By reading the manual for your air compressor, you'll learn tricks and tips that you otherwise wouldn't think of. Knowing these things will help you extend the life of your air compressor by quite a bit.
2. Always check your oil level.
If your compressor takes oil, be sure to check it before each time you use it. If it's low, you could do some serious damage to it. If it gets low, top it off. After 500-1000 hours of use, you need to change the oil out with fresh oil.
3. Drain water and oil removal traps.
Filters, air tanks, dryers, and separators designed for removal of water and oil can only operate efficiently if you periodically remove the contaminants from the system. Make sure the drains for these are functioning properly. If there's a test button on the drain, use it. An even better option is to watch closely as it fills and dumps on its own. If your drain has a bypass, open it and inspect for condensate stuck upstream of the drain behind a blocked line.
4. Clean your air filter.
If your air filter's dirty, your compressor will have to work harder and use more energy to get the job done. You'll also be running the risk of contaminating the compressor. Regularly check all of your filters and change them if they have any heavy build up of dust and dirt. If you rarely use your compressor, change your air filter every 3-6 months.
5. Replace the separator element.
The separator element is responsible for preventing the excessive use of oil. But if you don't replace it periodically, your energy costs will rise. For every 2 PSI drop in separator pressure, your energy costs can increase by 1%. It's much cheaper to change out the separator element than it is to increase your energy costs continuously over time.
6. Keep your eyes and ears open!
Be "on the lookout" for any abnormal sounds, overheating, slipping belts, and excessive vibrations. These are signs that something may be going bad. Inspect and find what's causing the abnormality and fix it before serious damage is caused. Educate yourself and become more familiar with what gauge readings should be. Be aware of gauge readings that are outside of the normal spectrum, and keep a written record of the main readings like oil temperature and pressure, motor amps, and discharge pressure.
7. Always be checking for leaks.
Leaks in your air compressor will significantly effect the output. As much as 25 percent or more of the compressed air that's generated is lost through a leak, so make sure to check the entire system for air leaks around gaskets and fittings. You can use an ultrasonic leak detector for this, Common problem areas that should be focused on are the control lines and fittings, valves, clamps and connectors, air pressure safety relief valves, flexible joint packings, piping, and pressure gauge connections.
8. Maintain the right temperature.
Check your owner's manual for the proper operating temperature, and make sure you're operating at an acceptable temperature. By following the steps above, you'll better ensure you don't exceed the recommended operating temperature.
9. Keep it clean.

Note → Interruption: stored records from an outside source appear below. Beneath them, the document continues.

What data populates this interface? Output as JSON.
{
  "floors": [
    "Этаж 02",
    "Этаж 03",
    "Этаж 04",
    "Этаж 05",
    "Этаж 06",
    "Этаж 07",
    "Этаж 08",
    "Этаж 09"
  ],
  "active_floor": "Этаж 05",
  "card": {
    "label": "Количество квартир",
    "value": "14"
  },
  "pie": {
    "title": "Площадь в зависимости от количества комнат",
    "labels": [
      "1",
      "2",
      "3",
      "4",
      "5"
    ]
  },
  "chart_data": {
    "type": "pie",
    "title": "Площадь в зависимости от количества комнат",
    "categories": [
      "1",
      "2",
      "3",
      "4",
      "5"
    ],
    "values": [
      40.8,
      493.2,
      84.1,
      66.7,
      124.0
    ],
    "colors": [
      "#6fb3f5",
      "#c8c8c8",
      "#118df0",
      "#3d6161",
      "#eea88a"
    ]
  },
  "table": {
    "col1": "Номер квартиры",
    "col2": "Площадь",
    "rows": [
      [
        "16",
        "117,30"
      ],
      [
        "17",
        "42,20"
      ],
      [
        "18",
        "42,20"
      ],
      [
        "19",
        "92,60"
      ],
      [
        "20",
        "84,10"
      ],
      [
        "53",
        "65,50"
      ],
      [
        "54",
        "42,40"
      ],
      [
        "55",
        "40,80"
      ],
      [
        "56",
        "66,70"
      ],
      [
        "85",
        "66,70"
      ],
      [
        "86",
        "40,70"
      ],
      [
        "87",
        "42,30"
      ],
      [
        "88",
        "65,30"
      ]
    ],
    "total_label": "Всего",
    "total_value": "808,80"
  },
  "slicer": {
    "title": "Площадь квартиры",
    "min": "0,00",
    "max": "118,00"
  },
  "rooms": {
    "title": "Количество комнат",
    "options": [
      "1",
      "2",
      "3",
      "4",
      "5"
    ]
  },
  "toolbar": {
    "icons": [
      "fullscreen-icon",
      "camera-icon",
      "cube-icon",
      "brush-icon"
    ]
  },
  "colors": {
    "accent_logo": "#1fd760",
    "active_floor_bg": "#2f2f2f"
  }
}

A dirty compressor is a damaged compressor. Your air compressor should never have oil leaks. Don't let dust build up on the pump, the motor, or the area around the cooling fin. Dust buildup will prevent proper ventilation and release of heat. Keeping your compressor clean and properly sealed will help manage the proper temperature and maintain smoother operation.
10. Stock up on filters and other important parts.
If you don't have what you need, you're more likely to put off doing what's needed. Keep filters and other maintenance supplies on hand so you can change them out and repair problems as soon as possible.